predictions by keeping interest rates on
hold once more, but signalled action next
month to boost the economy after the
Brexit vote.
Minutes of the decision by the Monetary
Policy Committee (MPC) showed
members voted 8-1 to leave rates at the
all-time low of 0.5%, where they have
been since March 2009.
Investors and economists were taken by
surprise, having expected the Bank to cut
rates to 0.25% after Governor Mark
Carney said last month his view was that
action would be taken over the summer.
The pound jumped more than 1% against
the US dollar and euro after the no-
change decision, while the FTSE 100
Index briefly slipped into the red before
regaining its poise.
But the minutes suggested a rate cut may
come next month, revealing that “most
members of the Committee expected
monetary policy to be loosened in
They will wait until the Bank’s quarterly
forecasts on August 4 before taking
further action and deciding on “various
possible packages of measures”.
Economist Paul Diggle, of Aberdeen Asset
Management, said: “The Bank of England
has decided that patience is a virtue.
“But the next meeting is only three weeks
away, and by then Carney and his
colleagues will have a few extra post-
referendum data points to digest as well
as a new set of forecasts.”
One MPC member, Gertjan Vlieghe, voted
for an immediate cut to 0.25% amid signs
that the EU referendum decision was
already hitting parts of the economy, with
growth set to come under further
The decision to hold rates suggests the
Bank is far from having to take
emergency action to shore up the
economy, although the minutes do reveal
worrying signs.
Fears of a hit to house prices were
confirmed, with the Bank warning a
preview of the June survey from the Royal
Institution of Chartered Surveyors showed
a “marked weakening” in activity and
Separate figures also showed plunging
business and consumer confidence.
The Bank cautioned the “uncertainty
flowing from the referendum result was
likely to be negative for near-term
But the minutes of the MPC meeting

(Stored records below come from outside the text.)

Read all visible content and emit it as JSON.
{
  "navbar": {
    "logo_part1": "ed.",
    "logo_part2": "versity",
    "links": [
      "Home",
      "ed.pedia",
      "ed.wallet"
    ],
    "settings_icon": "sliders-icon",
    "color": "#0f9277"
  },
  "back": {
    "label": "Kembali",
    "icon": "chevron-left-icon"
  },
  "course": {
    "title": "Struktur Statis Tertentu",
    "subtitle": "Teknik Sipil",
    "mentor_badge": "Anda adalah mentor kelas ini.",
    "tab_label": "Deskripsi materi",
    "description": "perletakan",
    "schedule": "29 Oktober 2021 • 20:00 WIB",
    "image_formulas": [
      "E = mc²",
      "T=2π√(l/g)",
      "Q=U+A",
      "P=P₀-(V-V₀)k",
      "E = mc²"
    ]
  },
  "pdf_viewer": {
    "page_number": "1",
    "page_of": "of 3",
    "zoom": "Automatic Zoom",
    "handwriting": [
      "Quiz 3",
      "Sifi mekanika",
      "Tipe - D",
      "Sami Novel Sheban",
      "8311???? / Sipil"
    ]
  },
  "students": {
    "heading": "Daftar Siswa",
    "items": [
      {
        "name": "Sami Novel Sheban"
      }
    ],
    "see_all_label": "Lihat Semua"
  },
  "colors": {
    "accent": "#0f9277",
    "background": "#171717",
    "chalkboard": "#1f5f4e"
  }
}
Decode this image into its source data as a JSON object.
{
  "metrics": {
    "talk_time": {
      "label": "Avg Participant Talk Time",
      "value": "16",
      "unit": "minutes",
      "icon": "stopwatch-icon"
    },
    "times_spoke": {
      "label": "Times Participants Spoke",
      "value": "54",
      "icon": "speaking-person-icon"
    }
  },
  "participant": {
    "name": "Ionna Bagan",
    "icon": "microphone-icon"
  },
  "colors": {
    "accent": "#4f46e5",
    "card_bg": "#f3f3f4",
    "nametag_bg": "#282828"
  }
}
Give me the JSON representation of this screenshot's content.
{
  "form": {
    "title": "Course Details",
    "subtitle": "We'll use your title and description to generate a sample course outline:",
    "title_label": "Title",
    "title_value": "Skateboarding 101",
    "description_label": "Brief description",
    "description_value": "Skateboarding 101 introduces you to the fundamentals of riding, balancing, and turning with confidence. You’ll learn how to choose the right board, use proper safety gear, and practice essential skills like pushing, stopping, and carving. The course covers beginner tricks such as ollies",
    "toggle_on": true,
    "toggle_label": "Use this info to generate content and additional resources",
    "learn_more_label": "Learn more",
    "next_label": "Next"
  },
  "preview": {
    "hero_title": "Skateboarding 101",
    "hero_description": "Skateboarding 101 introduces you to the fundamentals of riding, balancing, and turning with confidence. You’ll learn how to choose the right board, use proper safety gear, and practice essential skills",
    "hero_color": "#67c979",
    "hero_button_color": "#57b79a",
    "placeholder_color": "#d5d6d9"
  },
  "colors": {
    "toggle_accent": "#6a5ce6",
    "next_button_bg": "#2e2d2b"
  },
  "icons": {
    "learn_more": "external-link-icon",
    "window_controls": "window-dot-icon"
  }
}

showed the economy had been resilient in
the run-up to the vote, with the Bank now
expecting second-quarter growth to pick
up to around 0.5%, from 0.4% in the
previous three months.